It's been translated into at least 40 different languages. It's consistently used by Early Years practitioners as a teaching aid. It's won numerous awards, and as sure as eggs is eggs, it has thrilled little learners everywhere since it's publication in 1969!
Hurrah, for Eric Carle and his wonderful picture book, The Very Hungry Caterpillar, for it is story of the week this week for the little Reception learners at Sunnyside School.
With it's simple text and distinctive collage illustrations, this fabulous story covers an array of educational themes - counting, foods, the days of the week, and the life cycle of the butterfly.
And it was the concept of transformation (from 'hungry caterpillar to 'beautiful butterfly') that team member Mrs Crayon, found herself exploring with her group of little learners today, as they cleverly fashioned their own hungry caterpillars from empty egg boxes.
Having established that a caterpillar's remarkable journey begins as a tiny egg, the conversation then focused on the next and most fascinating stage in the life cycle, that of the cocoon or chrysalis.

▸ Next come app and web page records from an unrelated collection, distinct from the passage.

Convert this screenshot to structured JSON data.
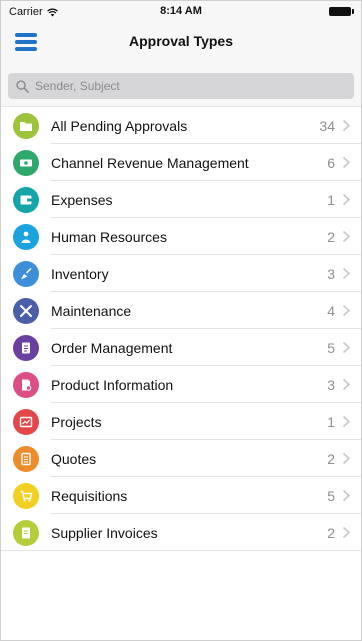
{
  "status": {
    "carrier": "Carrier",
    "time": "8:14 AM"
  },
  "nav": {
    "title": "Approval Types",
    "menu_icon": "hamburger-menu-icon"
  },
  "search": {
    "placeholder": "Sender, Subject",
    "icon": "search-icon"
  },
  "items": [
    {
      "label": "All Pending Approvals",
      "count": "34",
      "color": "#9bc43a",
      "icon": "folder-icon"
    },
    {
      "label": "Channel Revenue Management",
      "count": "6",
      "color": "#2fa86b",
      "icon": "money-icon"
    },
    {
      "label": "Expenses",
      "count": "1",
      "color": "#15a5a8",
      "icon": "wallet-icon"
    },
    {
      "label": "Human Resources",
      "count": "2",
      "color": "#1aa3df",
      "icon": "person-icon"
    },
    {
      "label": "Inventory",
      "count": "3",
      "color": "#3c8fd8",
      "icon": "broom-icon"
    },
    {
      "label": "Maintenance",
      "count": "4",
      "color": "#4b5fa8",
      "icon": "tools-icon"
    },
    {
      "label": "Order Management",
      "count": "5",
      "color": "#6a3f9f",
      "icon": "document-icon"
    },
    {
      "label": "Product Information",
      "count": "3",
      "color": "#dc4f86",
      "icon": "product-doc-icon"
    },
    {
      "label": "Projects",
      "count": "1",
      "color": "#e4474a",
      "icon": "projects-icon"
    },
    {
      "label": "Quotes",
      "count": "2",
      "color": "#ec8c2a",
      "icon": "quote-icon"
    },
    {
      "label": "Requisitions",
      "count": "5",
      "color": "#f3cf24",
      "icon": "cart-icon"
    },
    {
      "label": "Supplier Invoices",
      "count": "2",
      "color": "#b5cc3b",
      "icon": "invoice-icon"
    }
  ],
  "colors": {
    "accent": "#1f73c8",
    "count_text": "#8e8e93",
    "chevron": "#c7c7cc"
  }
}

Whilst they snipped and glued, painted and decorated, Mrs Crayon was keen to find out if her industrious group knew anything about the mysterious goings on deep inside a caterpillar's cocoon.
It has to be said the little makers struggled to offer any insights regarding cocoons, and just as Mrs Crayon was about to enlighten them herself, a budding entomologist in the group put down his glue stick and pipe cleaners and announced, "I know about cocoons I do! A caterpillar goes in one to have a think!"
Perfect, thought a completely outdone Mrs Crayon!
Where a caterpillar goes,
When he wants to contemplate important things.
Well, there is a little room,
In the depths of his cocoon,
Where he dreams of how he'd like to spread his wings.
As his life before unravels,
He dreams of foreign travels,
And viewing the whole world from way up high.
Spending many happy hours,
Sipping nectar from the flowers,
No, he cannot wait to be a butterfly.
But until that special day,
In his cocoon he has to stay,
Where no more a caterpillar will he be.
Say farewell to all that munching,
During endless hours of lunching,
With a waistline twice the size of you and me!
Now, inside while he is shrinking,
You know he's busy thinking,
So don't disturb him is the message please!
The consequences will be tragic,
If you spoil nature's magic,
And deny a butterfly the summer's breeze.